TASK DIRECTIONS
Restate all of the data below word for word.

(RECORDED DATA)

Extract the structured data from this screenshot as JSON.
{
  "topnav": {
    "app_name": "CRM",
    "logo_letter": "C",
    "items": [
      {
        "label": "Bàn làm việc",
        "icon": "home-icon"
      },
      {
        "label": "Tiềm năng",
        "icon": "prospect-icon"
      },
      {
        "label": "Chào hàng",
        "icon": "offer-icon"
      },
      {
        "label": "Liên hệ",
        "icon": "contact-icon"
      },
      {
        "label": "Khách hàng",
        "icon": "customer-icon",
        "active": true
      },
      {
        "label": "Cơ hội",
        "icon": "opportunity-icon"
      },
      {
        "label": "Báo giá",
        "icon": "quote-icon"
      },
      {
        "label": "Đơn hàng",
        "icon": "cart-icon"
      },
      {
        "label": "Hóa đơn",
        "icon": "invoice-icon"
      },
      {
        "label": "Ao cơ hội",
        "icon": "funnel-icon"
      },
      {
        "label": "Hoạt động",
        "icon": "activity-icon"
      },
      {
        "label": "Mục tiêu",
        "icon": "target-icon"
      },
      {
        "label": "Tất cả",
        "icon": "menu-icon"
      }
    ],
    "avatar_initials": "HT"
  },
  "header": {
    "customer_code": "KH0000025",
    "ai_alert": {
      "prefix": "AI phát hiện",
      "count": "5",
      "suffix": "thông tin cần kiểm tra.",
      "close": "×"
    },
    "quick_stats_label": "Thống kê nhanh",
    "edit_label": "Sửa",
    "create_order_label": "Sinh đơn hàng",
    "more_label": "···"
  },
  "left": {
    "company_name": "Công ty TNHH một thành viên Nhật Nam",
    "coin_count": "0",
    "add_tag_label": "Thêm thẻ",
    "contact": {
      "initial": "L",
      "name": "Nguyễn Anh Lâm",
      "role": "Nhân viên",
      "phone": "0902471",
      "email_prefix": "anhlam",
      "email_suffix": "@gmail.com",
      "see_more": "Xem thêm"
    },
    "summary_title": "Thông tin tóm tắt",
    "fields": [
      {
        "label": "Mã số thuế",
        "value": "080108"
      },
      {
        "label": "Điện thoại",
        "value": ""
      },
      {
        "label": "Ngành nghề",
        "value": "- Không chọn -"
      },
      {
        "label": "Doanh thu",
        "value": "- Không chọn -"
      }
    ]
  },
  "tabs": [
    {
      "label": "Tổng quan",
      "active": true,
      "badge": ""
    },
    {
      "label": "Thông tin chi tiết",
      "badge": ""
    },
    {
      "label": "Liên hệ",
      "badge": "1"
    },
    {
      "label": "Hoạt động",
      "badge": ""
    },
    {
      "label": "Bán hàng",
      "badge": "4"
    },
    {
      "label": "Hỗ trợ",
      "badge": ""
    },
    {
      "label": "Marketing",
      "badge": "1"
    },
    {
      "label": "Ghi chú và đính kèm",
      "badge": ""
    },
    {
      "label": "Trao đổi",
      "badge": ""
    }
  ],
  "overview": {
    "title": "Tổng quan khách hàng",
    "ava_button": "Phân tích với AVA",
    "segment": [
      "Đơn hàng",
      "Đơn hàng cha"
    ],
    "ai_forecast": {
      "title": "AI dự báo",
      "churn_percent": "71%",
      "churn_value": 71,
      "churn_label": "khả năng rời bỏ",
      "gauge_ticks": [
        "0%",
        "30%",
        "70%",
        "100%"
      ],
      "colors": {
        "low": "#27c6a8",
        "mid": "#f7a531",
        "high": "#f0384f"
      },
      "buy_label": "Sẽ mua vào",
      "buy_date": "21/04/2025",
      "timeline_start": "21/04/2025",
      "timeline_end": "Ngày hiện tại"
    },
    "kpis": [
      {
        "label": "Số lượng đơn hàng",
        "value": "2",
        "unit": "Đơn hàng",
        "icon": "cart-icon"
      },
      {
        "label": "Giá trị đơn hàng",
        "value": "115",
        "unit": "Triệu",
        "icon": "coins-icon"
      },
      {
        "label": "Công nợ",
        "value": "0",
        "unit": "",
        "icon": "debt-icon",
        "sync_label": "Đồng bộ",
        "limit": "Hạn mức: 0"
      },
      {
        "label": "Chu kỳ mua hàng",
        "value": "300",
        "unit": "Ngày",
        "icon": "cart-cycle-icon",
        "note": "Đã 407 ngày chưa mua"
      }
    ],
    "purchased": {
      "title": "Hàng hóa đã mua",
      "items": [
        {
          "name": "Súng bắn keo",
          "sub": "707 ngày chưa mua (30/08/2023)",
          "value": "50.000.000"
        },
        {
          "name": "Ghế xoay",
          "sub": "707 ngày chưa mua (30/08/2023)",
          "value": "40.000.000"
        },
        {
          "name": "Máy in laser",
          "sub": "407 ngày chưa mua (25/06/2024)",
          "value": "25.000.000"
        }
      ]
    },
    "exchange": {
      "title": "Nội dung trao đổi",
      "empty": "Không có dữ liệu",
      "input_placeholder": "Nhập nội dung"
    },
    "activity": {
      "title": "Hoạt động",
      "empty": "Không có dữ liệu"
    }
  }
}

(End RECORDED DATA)

OUTPUT BELOW
Extract the structured data from this screenshot as JSON.
{
  "topnav": {
    "app_name": "CRM",
    "logo_letter": "C",
    "items": [
      {
        "label": "Bàn làm việc",
        "icon": "home-icon"
      },
      {
        "label": "Tiềm năng",
        "icon": "prospect-icon"
      },
      {
        "label": "Chào hàng",
        "icon": "offer-icon"
      },
      {
        "label": "Liên hệ",
        "icon": "contact-icon"
      },
      {
        "label": "Khách hàng",
        "icon": "customer-icon",
        "active": true
      },
      {
        "label": "Cơ hội",
        "icon": "opportunity-icon"
      },
      {
        "label": "Báo giá",
        "icon": "quote-icon"
      },
      {
        "label": "Đơn hàng",
        "icon": "cart-icon"
      },
      {
        "label": "Hóa đơn",
        "icon": "invoice-icon"
      },
      {
        "label": "Ao cơ hội",
        "icon": "funnel-icon"
      },
      {
        "label": "Hoạt động",
        "icon": "activity-icon"
      },
      {
        "label": "Mục tiêu",
        "icon": "target-icon"
      },
      {
        "label": "Tất cả",
        "icon": "menu-icon"
      }
    ],
    "avatar_initials": "HT"
  },
  "header": {
    "customer_code": "KH0000025",
    "ai_alert": {
      "prefix": "AI phát hiện",
      "count": "5",
      "suffix": "thông tin cần kiểm tra.",
      "close": "×"
    },
    "quick_stats_label": "Thống kê nhanh",
    "edit_label": "Sửa",
    "create_order_label": "Sinh đơn hàng",
    "more_label": "···"
  },
  "left": {
    "company_name": "Công ty TNHH một thành viên Nhật Nam",
    "coin_count": "0",
    "add_tag_label": "Thêm thẻ",
    "contact": {
      "initial": "L",
      "name": "Nguyễn Anh Lâm",
      "role": "Nhân viên",
      "phone": "0902471",
      "email_prefix": "anhlam",
      "email_suffix": "@gmail.com",
      "see_more": "Xem thêm"
    },
    "summary_title": "Thông tin tóm tắt",
    "fields": [
      {
        "label": "Mã số thuế",
        "value": "080108"
      },
      {
        "label": "Điện thoại",
        "value": ""
      },
      {
        "label": "Ngành nghề",
        "value": "- Không chọn -"
      },
      {
        "label": "Doanh thu",
        "value": "- Không chọn -"
      }
    ]
  },
  "tabs": [
    {
      "label": "Tổng quan",
      "active": true,
      "badge": ""
    },
    {
      "label": "Thông tin chi tiết",
      "badge": ""
    },
    {
      "label": "Liên hệ",
      "badge": "1"
    },
    {
      "label": "Hoạt động",
      "badge": ""
    },
    {
      "label": "Bán hàng",
      "badge": "4"
    },
    {
      "label": "Hỗ trợ",
      "badge": ""
    },
    {
      "label": "Marketing",
      "badge": "1"
    },
    {
      "label": "Ghi chú và đính kèm",
      "badge": ""
    },
    {
      "label": "Trao đổi",
      "badge": ""
    }
  ],
  "overview": {
    "title": "Tổng quan khách hàng",
    "ava_button": "Phân tích với AVA",
    "segment": [
      "Đơn hàng",
      "Đơn hàng cha"
    ],
    "ai_forecast": {
      "title": "AI dự báo",
      "churn_percent": "71%",
      "churn_value": 71,
      "churn_label": "khả năng rời bỏ",
      "gauge_ticks": [
        "0%",
        "30%",
        "70%",
        "100%"
      ],
      "colors": {
        "low": "#27c6a8",
        "mid": "#f7a531",
        "high": "#f0384f"
      },
      "buy_label": "Sẽ mua vào",
      "buy_date": "21/04/2025",
      "timeline_start": "21/04/2025",
      "timeline_end": "Ngày hiện tại"
    },
    "kpis": [
      {
        "label": "Số lượng đơn hàng",
        "value": "2",
        "unit": "Đơn hàng",
        "icon": "cart-icon"
      },
      {
        "label": "Giá trị đơn hàng",
        "value": "115",
        "unit": "Triệu",
        "icon": "coins-icon"
      },
      {
        "label": "Công nợ",
        "value": "0",
        "unit": "",
        "icon": "debt-icon",
        "sync_label": "Đồng bộ",
        "limit": "Hạn mức: 0"
      },
      {
        "label": "Chu kỳ mua hàng",
        "value": "300",
        "unit": "Ngày",
        "icon": "cart-cycle-icon",
        "note": "Đã 407 ngày chưa mua"
      }
    ],
    "purchased": {
      "title": "Hàng hóa đã mua",
      "items": [
        {
          "name": "Súng bắn keo",
          "sub": "707 ngày chưa mua (30/08/2023)",
          "value": "50.000.000"
        },
        {
          "name": "Ghế xoay",
          "sub": "707 ngày chưa mua (30/08/2023)",
          "value": "40.000.000"
        },
        {
          "name": "Máy in laser",
          "sub": "407 ngày chưa mua (25/06/2024)",
          "value": "25.000.000"
        }
      ]
    },
    "exchange": {
      "title": "Nội dung trao đổi",
      "empty": "Không có dữ liệu",
      "input_placeholder": "Nhập nội dung"
    },
    "activity": {
      "title": "Hoạt động",
      "empty": "Không có dữ liệu"
    }
  }
}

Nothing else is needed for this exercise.